Sisters Monica Simeon and Marina TurningRobe have committed themselves to making products that are both authentic and purposeful and in doing so have created a company that shares those same attributes. Of course, like just about every other small business, Sister Sky has required intense dedication and many, many long days. After Simeon and TurningRobe decided to turn their first homemade lotions into a real business, they started in a leased manufacturing space in Spokane, Washington. Both of their families would pitch in for 12-hour days, seven days a week— mixing, bottling, and boxing. When sales began to take off, they built their own manufacturing facility on the Spokane Indian Reservation, as part of their commitment to help reservation economies diversify beyond gaming. Putting their houses up for collateral, they installed a $100,000 automated manufacturing system to replace much of the manual labor and expand their production volume. Beyond employing and mentoring fellow tribal members, including offering job-readiness training for tribal youth, the sisters also made a point of buying goods and services from other Native American–owned companies and serving as entrepreneurial role models in Native American communities. In addition to scaling up manufacturing, Simeon and TurningRobe had to adjust their original marketing strategy. They initially focused on the general gift market but found that they were a tiny player in a vast market. Realizing that the cultural heritage of their product line gave them a unique advantage, they refocused on Native American hotels and resorts, particularly those with luxury spa services. They also now offer spa consulting services, helping property owners create culturally authentic environments and experiences for their guests. As is often the case, the challenges don’t stop as a business grows, and Simeon and TurningRobe faced several classic small-business dilemmas, including time management. Simeon’s husband joined the company as production manager, which freed up the sisters’ time for selling, but as Simeon said recently, “We’re so busy selling, we have no time to step back and strategize.” A consultant who worked with them during a “business makeover” sponsored by Fortune Small Business magazine stressed that they really have no choice on this: They simply have to make time for strategizing, forcing themselves to step away from marketing and sales activities every quarter to review and adjust their business plan. One of the key strategic decisions Simeon and TurningRobe must make is where to expand next. They’ve already moved beyond spa sales to high-end boutiques and gift shops, where their unique product concept appeals to consumers looking for something out of the ordinary. Being active in social media is helping them make connections with customers and potential business partners, too. Also, having received Minority Business Enterprise (MBE) certification from the National Minority Supplier Development Council, the company has made its first inroads into having its products used by Wyndham and other major hotel and resort chains. Sister Sky’s MBE status helps these large customers meet supplier diversity goals. More than 10 years into their entrepreneurial adventure, the sisters and their company are going strong with expanding sales but also with rewards that go beyond their own business objectives. By employing fellow tribe members and offering both inspiration and practical training, TurningRobe and Simeon are fulfilling their larger purpose, too. “Wealth building in our tribal communities through entrepreneurship is critical if we are going to improve our conditions and solve our own problems,” Simeon explains. TurningRobe also speaks for many passionate entrepreneurs when she says, “If you love what you do and strive to create meaning to what you sell or create, and do it on a professional level, then I think you have found your purpose.”44

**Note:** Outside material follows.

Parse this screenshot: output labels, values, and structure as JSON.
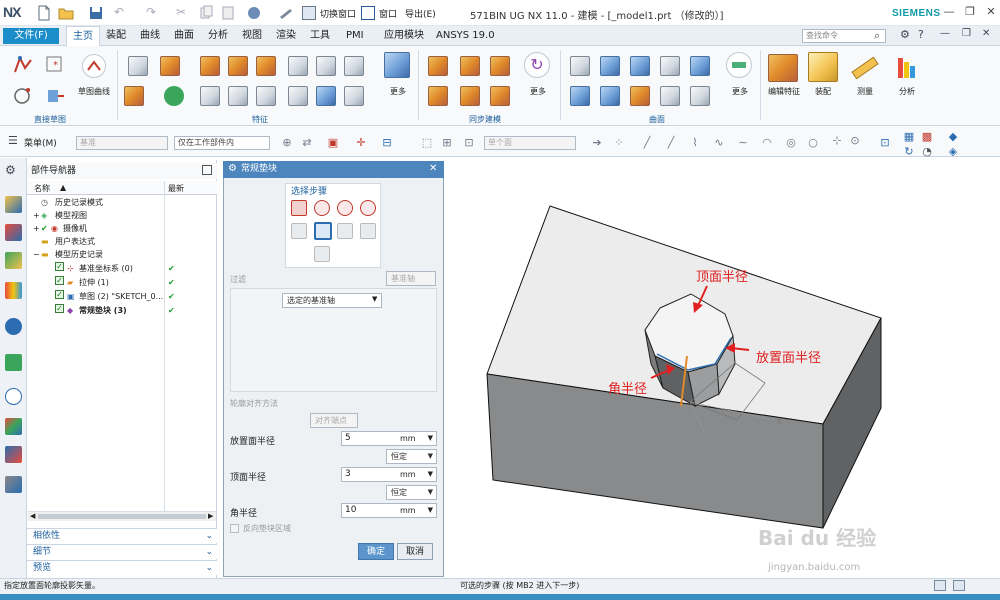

1. Which of the qualities of successful entrepreneurs have Simeon and TurningRobe demonstrated?
2. Should Simeon and TurningRobe consider lowering their ingredient costs by switching to petroleum-based ingredients or stopping their use of pure distilled water? Why or why not?
3. Would opening their own retail stores be a risky decision for Sister Sky? How would this change the company’s business model?